Reproduce each line from the records that holds "icon".

» Interface dataset entries:
%%

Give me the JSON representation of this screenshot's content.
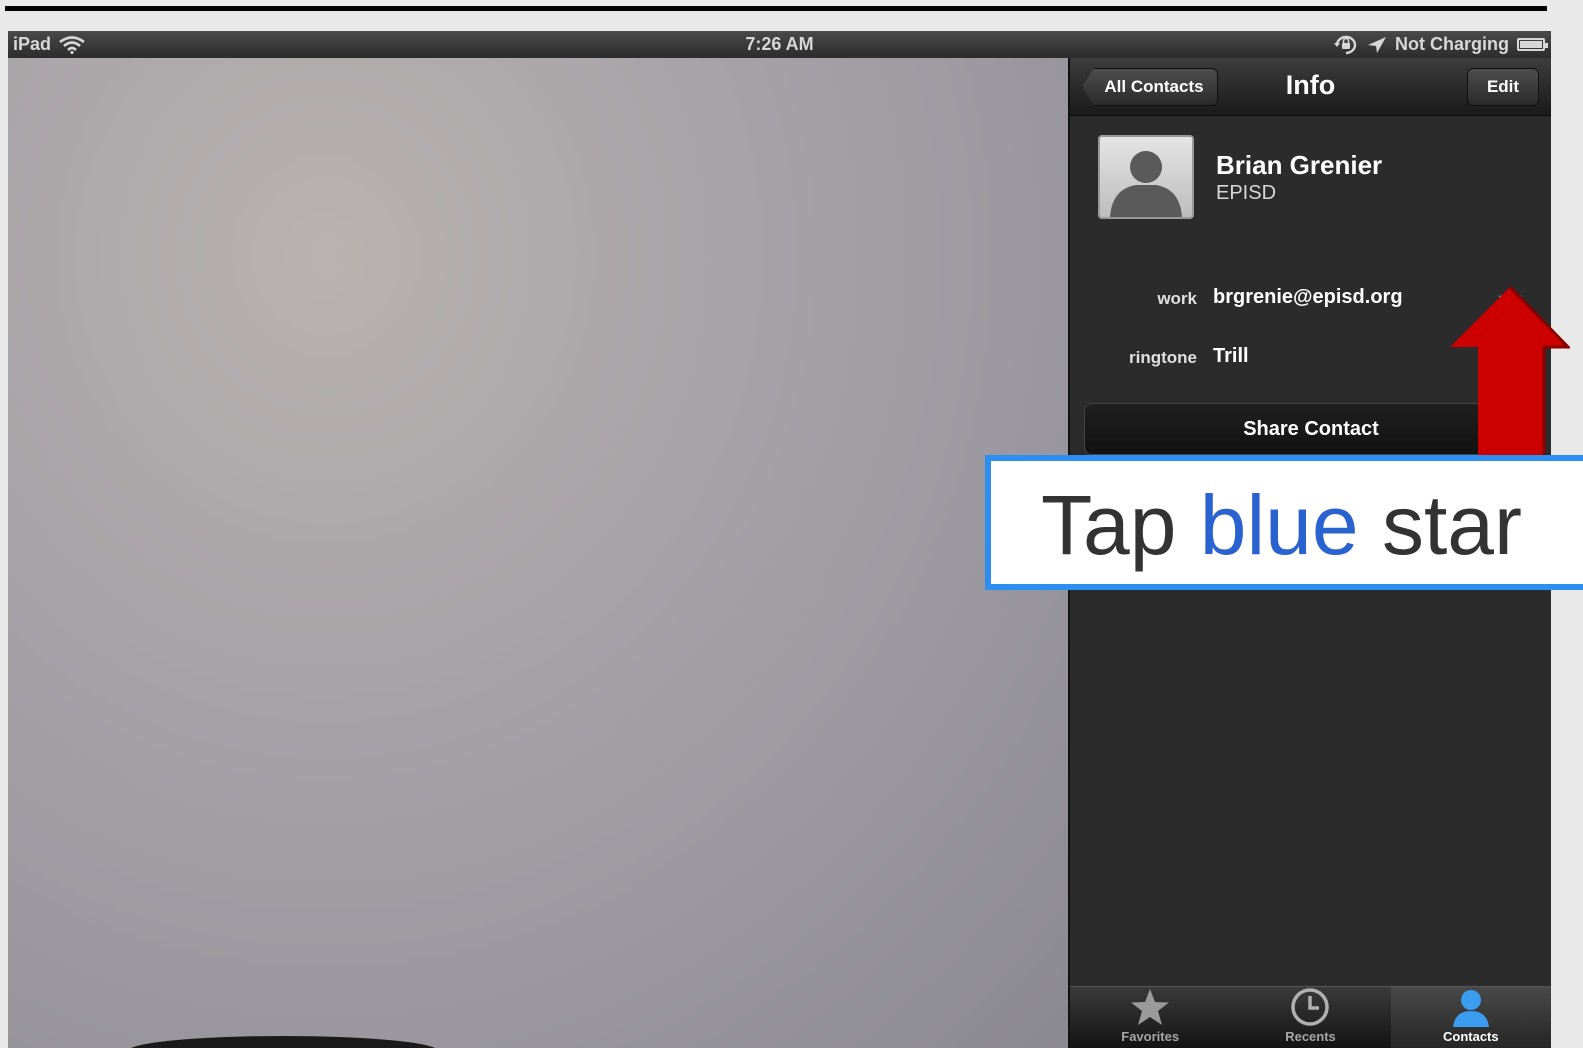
{
  "statusbar": {
    "device": "iPad",
    "time": "7:26 AM",
    "battery_text": "Not Charging"
  },
  "navbar": {
    "back_label": "All Contacts",
    "title": "Info",
    "edit_label": "Edit"
  },
  "contact": {
    "name": "Brian Grenier",
    "organization": "EPISD",
    "fields": [
      {
        "label": "work",
        "value": "brgrenie@episd.org"
      },
      {
        "label": "ringtone",
        "value": "Trill"
      }
    ],
    "favorite_star_color": "#4d9ee9"
  },
  "share_label": "Share Contact",
  "tabs": [
    {
      "label": "Favorites",
      "icon": "star-icon",
      "active": false
    },
    {
      "label": "Recents",
      "icon": "clock-icon",
      "active": false
    },
    {
      "label": "Contacts",
      "icon": "person-icon",
      "active": true
    }
  ],
  "callout": {
    "word1": "Tap",
    "word2": "blue",
    "word3": "star",
    "border_color": "#2b8ef0",
    "highlight_color": "#2a63d0"
  },
  "arrow_color": "#cc0000"
}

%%

» Output:
      "icon": "star-icon",
      "icon": "clock-icon",
      "icon": "person-icon",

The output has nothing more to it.